The Republic advocated that women and children also be common property. What Aristotle wrote about sons applies to other things, as well:

[Under the plan of The Republic] each citizen will have a thousand sons; they will not be the sons of each citizen individually; any son whatever will be equally the son of any father whatever. The result will be that all will neglect all.

In other words, the word “son” loses its meaning when abused in this fashion. The same is true of the concept of property.

Aristotle is right. We love the particular, not the general. Good philosophies of government will recognize that and will thus operate on a human scale as much as possible.

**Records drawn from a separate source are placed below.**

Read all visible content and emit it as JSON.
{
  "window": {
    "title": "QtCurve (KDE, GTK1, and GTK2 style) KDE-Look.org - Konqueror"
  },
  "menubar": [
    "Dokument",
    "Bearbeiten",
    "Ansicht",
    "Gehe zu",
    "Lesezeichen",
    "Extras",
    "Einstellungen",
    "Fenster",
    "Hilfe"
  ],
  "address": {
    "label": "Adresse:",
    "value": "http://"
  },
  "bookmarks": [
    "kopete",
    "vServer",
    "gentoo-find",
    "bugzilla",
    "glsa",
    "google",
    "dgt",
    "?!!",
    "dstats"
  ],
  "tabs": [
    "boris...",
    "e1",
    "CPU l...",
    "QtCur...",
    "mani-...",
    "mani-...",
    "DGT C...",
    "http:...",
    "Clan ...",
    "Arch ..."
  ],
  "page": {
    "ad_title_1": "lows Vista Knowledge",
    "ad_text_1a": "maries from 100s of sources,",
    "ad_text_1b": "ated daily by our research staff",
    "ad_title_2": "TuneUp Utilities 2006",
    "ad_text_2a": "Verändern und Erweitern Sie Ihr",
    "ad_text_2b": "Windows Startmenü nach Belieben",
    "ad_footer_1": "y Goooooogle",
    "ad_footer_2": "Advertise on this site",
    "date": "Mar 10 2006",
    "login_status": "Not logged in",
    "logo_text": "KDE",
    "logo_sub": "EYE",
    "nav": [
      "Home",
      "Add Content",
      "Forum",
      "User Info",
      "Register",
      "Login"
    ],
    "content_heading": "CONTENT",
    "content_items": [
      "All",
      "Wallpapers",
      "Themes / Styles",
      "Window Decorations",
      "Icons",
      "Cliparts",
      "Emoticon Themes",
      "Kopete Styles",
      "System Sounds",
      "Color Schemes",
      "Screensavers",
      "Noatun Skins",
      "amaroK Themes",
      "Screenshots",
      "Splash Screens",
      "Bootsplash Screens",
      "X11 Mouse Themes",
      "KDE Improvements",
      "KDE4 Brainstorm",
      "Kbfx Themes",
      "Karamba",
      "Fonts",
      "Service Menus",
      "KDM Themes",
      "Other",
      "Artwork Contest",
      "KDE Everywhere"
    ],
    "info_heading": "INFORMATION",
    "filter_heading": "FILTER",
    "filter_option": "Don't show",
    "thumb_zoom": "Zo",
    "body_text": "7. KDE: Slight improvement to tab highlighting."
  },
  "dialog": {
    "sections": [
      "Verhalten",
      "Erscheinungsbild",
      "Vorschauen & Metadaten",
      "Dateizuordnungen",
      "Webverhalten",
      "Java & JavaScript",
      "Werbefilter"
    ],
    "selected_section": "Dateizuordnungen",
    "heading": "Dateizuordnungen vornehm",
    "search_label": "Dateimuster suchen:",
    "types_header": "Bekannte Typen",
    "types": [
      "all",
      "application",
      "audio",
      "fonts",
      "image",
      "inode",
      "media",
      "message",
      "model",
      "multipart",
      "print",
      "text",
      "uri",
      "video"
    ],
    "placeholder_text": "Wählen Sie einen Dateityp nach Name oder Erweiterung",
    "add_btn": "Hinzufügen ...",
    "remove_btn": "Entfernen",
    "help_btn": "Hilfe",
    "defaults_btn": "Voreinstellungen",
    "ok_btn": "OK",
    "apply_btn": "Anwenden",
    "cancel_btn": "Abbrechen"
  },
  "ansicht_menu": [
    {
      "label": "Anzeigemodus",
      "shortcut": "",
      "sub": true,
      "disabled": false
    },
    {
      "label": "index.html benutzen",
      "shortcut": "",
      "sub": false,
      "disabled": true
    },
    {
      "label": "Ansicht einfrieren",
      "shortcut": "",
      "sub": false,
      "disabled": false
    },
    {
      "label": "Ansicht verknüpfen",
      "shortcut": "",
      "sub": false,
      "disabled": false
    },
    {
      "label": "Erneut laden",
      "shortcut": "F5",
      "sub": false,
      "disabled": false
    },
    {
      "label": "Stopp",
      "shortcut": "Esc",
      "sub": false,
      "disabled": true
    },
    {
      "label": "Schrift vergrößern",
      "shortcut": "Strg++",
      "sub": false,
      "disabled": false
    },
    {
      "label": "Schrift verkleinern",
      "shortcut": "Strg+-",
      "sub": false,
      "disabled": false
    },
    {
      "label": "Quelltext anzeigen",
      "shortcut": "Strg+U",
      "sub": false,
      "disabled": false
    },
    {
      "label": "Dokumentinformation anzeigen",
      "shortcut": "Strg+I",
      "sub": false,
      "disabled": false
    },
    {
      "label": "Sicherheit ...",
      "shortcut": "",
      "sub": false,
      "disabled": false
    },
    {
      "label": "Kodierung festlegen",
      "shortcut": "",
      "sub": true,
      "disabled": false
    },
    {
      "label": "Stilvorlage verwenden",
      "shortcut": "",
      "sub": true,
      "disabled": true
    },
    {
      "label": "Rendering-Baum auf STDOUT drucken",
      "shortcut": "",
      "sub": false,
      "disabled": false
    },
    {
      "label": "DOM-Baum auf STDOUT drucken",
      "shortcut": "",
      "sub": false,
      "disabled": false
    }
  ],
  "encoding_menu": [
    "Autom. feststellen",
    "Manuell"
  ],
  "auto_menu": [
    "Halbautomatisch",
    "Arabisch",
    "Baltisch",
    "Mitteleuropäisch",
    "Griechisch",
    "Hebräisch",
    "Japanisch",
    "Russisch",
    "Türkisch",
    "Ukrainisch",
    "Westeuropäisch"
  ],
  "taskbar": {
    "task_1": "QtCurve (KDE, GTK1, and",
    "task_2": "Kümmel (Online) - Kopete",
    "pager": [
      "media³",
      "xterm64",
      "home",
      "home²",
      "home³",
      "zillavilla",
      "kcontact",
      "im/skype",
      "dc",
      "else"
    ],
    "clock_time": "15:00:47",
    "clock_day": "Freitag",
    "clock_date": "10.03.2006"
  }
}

Socialism fails in that regard and thus loses all the non-coercive power of simple affection and care.

This week we introduce a new regular feature we’re calling “PowerBlog Ramblings” (PBR). The concept is simple: we’ll post a question along with some background for why that question has been selected, and various PowerBlog contributors and guests will respond to that question.

We’ve named this feature “PowerBlog Ramblings” in part as an allusion to the publication with which the institute’s namesake Lord Acton was closely associated for a time, The Rambler, which was in part aimed “to provide a medium for the expression of independent opinion on subjects of the day” on topics including “home and foreign literature, politics, science and art.”

But “ramblings” are also more informal and occasional than other sorts of discursive expression, and in that spirit we’re looking to start conversations and dialogue on questions of the day with the mix of moral, theological, and economic insight you’re used to getting from the PowerBlog. That’s why these questions and answers will sometimes be more polished and sometimes not.

We’ll have a sidebar on the blog main page where we’ll post the main PBR along with all of the posted responses. Old questions and ramblings will be accessible via an archive. As always, we welcome and value your responses. If you’ve got suggestions for questions you’d like to see us tackle, email the PowerBlog staff.

The inspiration for this week’s question is a brief exchange on Fox News Channel, which includes Bob Beckel asking, “What is wrong with some form of socialism in certain areas?” The context of the quote is a discussion about the desirability of lowering domestic economic production out of concern for environmental impact.


Others are making the argument that we ought to “shrink our economy” not out of environmental but rather cultural concerns.

So the PBR question for this week is, “What is wrong with socialism?”

Ramble on…

Ramblings: